Museum on Tour, 23 February 2017: Ropewalks #2 – A visit to the film and television archive
by Chiara Cabri, City Explainer
I am one of the team of people working on the realisation of the theatrical walking tour of the Barbican. My role is to capture the development of the project in a short film, helping to promote the people who are involved and the results of their hard work.
As a producer of sound and film, as well as an enthusiast of history and the arts, I was fascinated by the idea of a project that would unveil the rich heritage of Plymouth through entertainment. Being part of the team has exposed me to an amazing amount of knowledge about the past of the city where I’m living.
During one of the recent team meetings we had the chance to visit the South West Film and Television Archive.
For those who aren’t familiar with it, the South West Film and Television Archive (SWFTA) is the largest regional film and television archive in the UK.
The archive was created when Television South West (TSW) closed at the end of 1993 and a great deal of SWFTA’s material is from TSW and its predecessor, Westward Television.
SWFTA’s core functions are preserving and making the material in its archive available. My role within this project will benefit from the archive, which contains invaluable footage of the Barbican in the past.
During the visit to SWFTA we were welcomed by Stacey Anderson, the Archive Director. She was kind enough to guide us around the building and give us an overview of the work that is carried out there.
Everyone on the team enjoyed the visit. A particular highlight was getting to see Gus Honeybun. I didn’t know who this funny puppet was, but it was a nice surprise for those who were born and raised in Plymouth and the local area.
Gus was the Westward Television and TSW mascot from 1961 to 1993. He’s a sort of a legend to a generation of people who tuned in at tea time on their birthdays to see if they were lucky enough to have their birthday cards read out, accompanied by a magic button or some bunny hops!
Some of SWFTA’s material dates back to the 1890s. It was fascinating to see how much history can be stored in a few rooms, and how much effort goes into the preservation and digitisation of the collections and old equipment.

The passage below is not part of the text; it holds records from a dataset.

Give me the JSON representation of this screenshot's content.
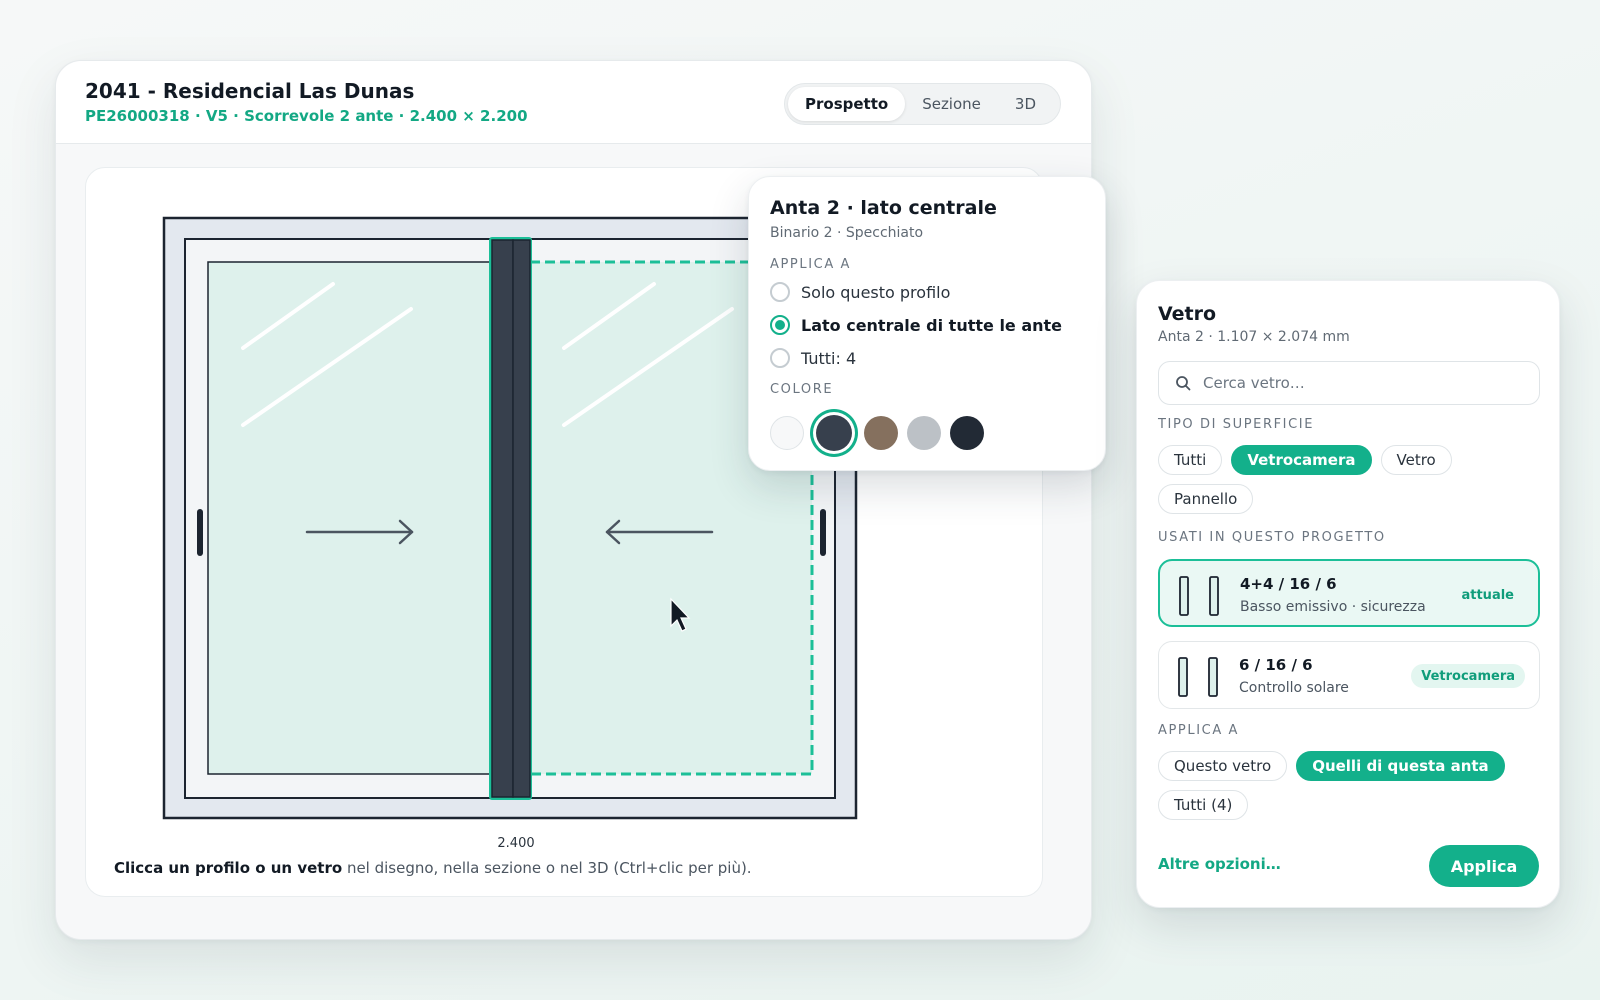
{
  "project": {
    "title": "2041 - Residencial Las Dunas",
    "subtitle": "PE26000318 · V5 · Scorrevole 2 ante · 2.400 × 2.200"
  },
  "view_tabs": [
    "Prospetto",
    "Sezione",
    "3D"
  ],
  "active_view": "Prospetto",
  "drawing": {
    "dimension": "2.400",
    "hint_bold": "Clicca un profilo o un vetro",
    "hint_rest": " nel disegno, nella sezione o nel 3D (Ctrl+clic per più)."
  },
  "profile_popover": {
    "title": "Anta 2 · lato centrale",
    "subtitle": "Binario 2 · Specchiato",
    "apply_label": "APPLICA A",
    "options": [
      "Solo questo profilo",
      "Lato centrale di tutte le ante",
      "Tutti: 4"
    ],
    "selected_option": "Lato centrale di tutte le ante",
    "color_label": "COLORE",
    "colors": [
      "#f7f8f9",
      "#37404d",
      "#85705e",
      "#bcc1c6",
      "#222a35"
    ],
    "selected_color": "#37404d"
  },
  "glass_panel": {
    "title": "Vetro",
    "subtitle": "Anta 2 · 1.107 × 2.074 mm",
    "search_placeholder": "Cerca vetro…",
    "surface_label": "TIPO DI SUPERFICIE",
    "surface_chips": [
      "Tutti",
      "Vetrocamera",
      "Vetro",
      "Pannello"
    ],
    "surface_active": "Vetrocamera",
    "used_label": "USATI IN QUESTO PROGETTO",
    "used_items": [
      {
        "name": "4+4 / 16 / 6",
        "desc": "Basso emissivo · sicurezza",
        "badge": "attuale"
      },
      {
        "name": "6 / 16 / 6",
        "desc": "Controllo solare",
        "badge": "Vetrocamera"
      }
    ],
    "apply_label": "APPLICA A",
    "apply_chips": [
      "Questo vetro",
      "Quelli di questa anta",
      "Tutti (4)"
    ],
    "apply_active": "Quelli di questa anta",
    "more_link": "Altre opzioni…",
    "apply_button": "Applica"
  },
  "colors": {
    "accent": "#13b08b",
    "glass_fill": "#def1ec",
    "frame_dark": "#37404d"
  }
}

The visit was particularly significant to me as the film maker for the walking tours project. Experiences like this visit have really cemented the project and boosted the enthusiasm of all those involved. I can’t wait to see what the team achieves and, eventually, be part of the audience.